Anna G. Himler, John S. LaPolla, Carlos Roberto F. Brandão, Christian Rabeling, Adriana Ortiz, Flavio Roces, Jarrod J. Scott, Ulrich G. Mueller, Andre Rodrigues, Scott E. Solomon, Jacob J. Herman, Inara R. Leal, Chad C. Smith, Rainer Wirth, Heraldo L. Vasconcelos, Jeffrey Sosa-Calvo, Alexander S. Mikheyev, Heather D. Ishak, Ted. R. Schultz, John E. Lattke, Martin Bollazzi, Rachelle M.M. Adams, Fernando C. Pagnocca, Sofia M. Bruschi, Michael Cooper, Rebecca M. Clark, Stephen A. Rehner, Robert A. Johnson, Maurício Bacci

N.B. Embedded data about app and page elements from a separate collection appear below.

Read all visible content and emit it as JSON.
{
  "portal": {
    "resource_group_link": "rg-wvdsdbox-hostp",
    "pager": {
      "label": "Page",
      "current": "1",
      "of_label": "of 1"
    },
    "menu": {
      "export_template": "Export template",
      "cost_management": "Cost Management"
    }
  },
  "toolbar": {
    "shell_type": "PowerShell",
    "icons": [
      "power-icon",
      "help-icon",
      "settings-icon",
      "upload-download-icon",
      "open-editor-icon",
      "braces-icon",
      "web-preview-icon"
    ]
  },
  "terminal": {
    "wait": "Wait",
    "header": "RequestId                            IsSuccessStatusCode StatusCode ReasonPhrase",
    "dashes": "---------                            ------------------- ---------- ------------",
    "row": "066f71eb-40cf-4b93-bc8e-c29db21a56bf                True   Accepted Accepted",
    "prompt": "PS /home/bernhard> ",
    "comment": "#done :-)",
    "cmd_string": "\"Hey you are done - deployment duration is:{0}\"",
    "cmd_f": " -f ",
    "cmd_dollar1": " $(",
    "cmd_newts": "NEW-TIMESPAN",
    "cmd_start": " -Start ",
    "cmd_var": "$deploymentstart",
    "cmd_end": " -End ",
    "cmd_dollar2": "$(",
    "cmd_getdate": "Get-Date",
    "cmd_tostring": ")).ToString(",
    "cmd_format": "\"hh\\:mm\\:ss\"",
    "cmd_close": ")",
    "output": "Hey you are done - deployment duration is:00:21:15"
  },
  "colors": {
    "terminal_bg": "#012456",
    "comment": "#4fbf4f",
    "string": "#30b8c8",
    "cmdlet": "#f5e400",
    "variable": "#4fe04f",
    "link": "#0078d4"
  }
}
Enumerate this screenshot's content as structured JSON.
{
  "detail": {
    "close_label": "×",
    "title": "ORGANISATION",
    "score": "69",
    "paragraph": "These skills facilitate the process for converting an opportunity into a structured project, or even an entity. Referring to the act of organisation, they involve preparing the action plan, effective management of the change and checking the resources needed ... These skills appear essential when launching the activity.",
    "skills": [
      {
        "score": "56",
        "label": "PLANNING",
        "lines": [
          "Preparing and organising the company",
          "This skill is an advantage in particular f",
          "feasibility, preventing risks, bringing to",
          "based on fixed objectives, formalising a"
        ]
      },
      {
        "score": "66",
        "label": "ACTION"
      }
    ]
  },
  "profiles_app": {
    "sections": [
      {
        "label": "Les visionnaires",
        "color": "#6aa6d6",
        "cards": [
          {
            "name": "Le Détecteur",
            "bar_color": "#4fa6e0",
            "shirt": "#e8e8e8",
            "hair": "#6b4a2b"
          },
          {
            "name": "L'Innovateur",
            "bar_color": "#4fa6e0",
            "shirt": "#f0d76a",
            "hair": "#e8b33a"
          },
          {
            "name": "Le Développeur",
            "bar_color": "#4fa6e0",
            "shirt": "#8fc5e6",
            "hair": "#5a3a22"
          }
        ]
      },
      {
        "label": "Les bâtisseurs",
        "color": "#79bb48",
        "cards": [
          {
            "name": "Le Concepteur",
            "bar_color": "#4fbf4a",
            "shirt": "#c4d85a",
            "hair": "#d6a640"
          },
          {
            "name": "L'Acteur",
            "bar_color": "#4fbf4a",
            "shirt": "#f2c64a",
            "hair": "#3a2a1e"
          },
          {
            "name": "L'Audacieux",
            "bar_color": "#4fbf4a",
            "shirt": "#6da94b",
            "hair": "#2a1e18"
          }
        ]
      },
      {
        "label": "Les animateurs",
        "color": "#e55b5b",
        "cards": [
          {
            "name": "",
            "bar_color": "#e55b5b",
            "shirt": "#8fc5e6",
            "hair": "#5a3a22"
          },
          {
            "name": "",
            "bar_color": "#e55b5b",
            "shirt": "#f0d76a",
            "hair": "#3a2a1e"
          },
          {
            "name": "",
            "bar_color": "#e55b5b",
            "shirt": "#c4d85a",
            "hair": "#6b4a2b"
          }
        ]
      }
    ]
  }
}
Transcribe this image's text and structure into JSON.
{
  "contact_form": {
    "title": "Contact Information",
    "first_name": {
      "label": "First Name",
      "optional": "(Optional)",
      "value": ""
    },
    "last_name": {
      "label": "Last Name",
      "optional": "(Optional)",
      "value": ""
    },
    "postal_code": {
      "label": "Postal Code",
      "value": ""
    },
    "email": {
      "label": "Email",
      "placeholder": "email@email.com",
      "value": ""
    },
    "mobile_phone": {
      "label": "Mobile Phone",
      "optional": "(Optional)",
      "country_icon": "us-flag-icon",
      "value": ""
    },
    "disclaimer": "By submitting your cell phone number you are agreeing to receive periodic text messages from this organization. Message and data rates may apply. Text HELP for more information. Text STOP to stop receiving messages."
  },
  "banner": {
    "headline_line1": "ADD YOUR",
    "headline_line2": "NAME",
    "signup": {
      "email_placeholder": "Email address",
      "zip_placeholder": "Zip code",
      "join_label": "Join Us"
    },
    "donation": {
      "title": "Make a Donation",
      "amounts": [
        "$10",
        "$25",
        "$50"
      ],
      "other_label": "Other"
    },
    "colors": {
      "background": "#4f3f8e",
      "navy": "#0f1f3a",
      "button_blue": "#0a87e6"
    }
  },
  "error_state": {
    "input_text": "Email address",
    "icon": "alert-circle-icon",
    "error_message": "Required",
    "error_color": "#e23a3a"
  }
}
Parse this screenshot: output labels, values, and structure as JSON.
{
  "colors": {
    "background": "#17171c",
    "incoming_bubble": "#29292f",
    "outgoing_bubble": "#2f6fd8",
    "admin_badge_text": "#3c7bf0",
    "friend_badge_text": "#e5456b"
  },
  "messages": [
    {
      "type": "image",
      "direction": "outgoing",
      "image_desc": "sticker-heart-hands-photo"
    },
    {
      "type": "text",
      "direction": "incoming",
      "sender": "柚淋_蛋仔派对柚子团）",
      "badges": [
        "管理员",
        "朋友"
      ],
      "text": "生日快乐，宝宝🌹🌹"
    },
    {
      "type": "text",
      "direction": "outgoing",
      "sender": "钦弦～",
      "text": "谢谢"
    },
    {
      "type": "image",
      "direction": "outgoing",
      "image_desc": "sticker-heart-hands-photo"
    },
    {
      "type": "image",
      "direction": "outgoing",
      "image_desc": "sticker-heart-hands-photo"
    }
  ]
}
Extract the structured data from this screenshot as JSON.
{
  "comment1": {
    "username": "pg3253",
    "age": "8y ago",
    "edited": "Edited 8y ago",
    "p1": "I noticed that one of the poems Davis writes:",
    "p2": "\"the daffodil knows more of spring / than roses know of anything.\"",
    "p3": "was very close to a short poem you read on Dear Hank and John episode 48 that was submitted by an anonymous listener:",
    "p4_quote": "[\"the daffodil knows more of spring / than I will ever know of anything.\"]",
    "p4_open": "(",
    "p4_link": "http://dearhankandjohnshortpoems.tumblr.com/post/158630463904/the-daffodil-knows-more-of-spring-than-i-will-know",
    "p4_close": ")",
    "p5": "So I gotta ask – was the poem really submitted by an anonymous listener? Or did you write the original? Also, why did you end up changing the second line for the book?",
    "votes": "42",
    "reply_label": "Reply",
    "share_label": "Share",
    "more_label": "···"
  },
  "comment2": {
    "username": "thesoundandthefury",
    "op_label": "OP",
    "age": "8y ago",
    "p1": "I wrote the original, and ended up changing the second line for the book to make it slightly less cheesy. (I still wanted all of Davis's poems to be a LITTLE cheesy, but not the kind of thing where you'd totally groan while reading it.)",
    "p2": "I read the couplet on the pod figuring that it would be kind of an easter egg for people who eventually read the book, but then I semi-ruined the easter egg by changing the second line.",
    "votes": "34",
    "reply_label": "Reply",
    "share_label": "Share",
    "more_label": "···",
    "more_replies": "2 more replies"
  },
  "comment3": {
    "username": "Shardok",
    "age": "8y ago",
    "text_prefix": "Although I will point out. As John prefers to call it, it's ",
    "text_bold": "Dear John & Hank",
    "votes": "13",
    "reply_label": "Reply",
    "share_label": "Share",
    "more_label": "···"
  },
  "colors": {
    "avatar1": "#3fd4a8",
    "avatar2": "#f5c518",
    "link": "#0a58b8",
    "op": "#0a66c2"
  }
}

Leafcutter ants propagate co-evolving fungi for food. The nearly 50 species of leafcutter ants (Atta, Acromyrmex) range from Argentina to the USA, with the greatest species diversity in southern South America. We elucidate the biogeography of fungi cultivated by leafcutter ants using DNA-sequence and microsatellite-marker analyses of 474 cultivars collected across the leafcutter range. Fungal cultivars belong to two clades (Clade-A, Clade-B). The dominant and widespread Clade-A cultivars form three genotype-clusters, with their relative prevalence corresponding to southern South America, northern South America, and Central & North America. Admixture between Clade-A populations support genetic exchange within a single species, Leucocoprinus gongylophorus. Some leafcutter species that cut grass as fungicultural substrate are specialized to cultivate Clade-B fungi, whereas leafcutters preferring dicot plants appear specialized on Clade-A fungi. Cultivar sharing between sympatric leafcutter species occurs frequently, such that cultivars of Atta are not distinct from those of Acromyrmex. Leafcutters specialized on Clade-B fungi occur only in South America. Diversity of Clade-A fungi is greatest in South America, but minimal in Central & North America. Maximum cultivar diversity in South America is predicted by the Kusnezov-Fowler hypothesis that leafcutter ants originated in subtropical South America and only dicot-specialized leafcutter ants migrated out of South America, but the cultivar diversity becomes also compatible with a recently-proposed hypothesis of a Central American origin by postulating that leafcutter ants acquired novel cultivars many times from other non-leafcutter fungus-growing ants during their migrations from Central America across South America. We evaluate these biogeographic hypotheses in light of estimated dates for the origins of leafcutter ants and their cultivars.
This article is protected by copyright. All rights reserved.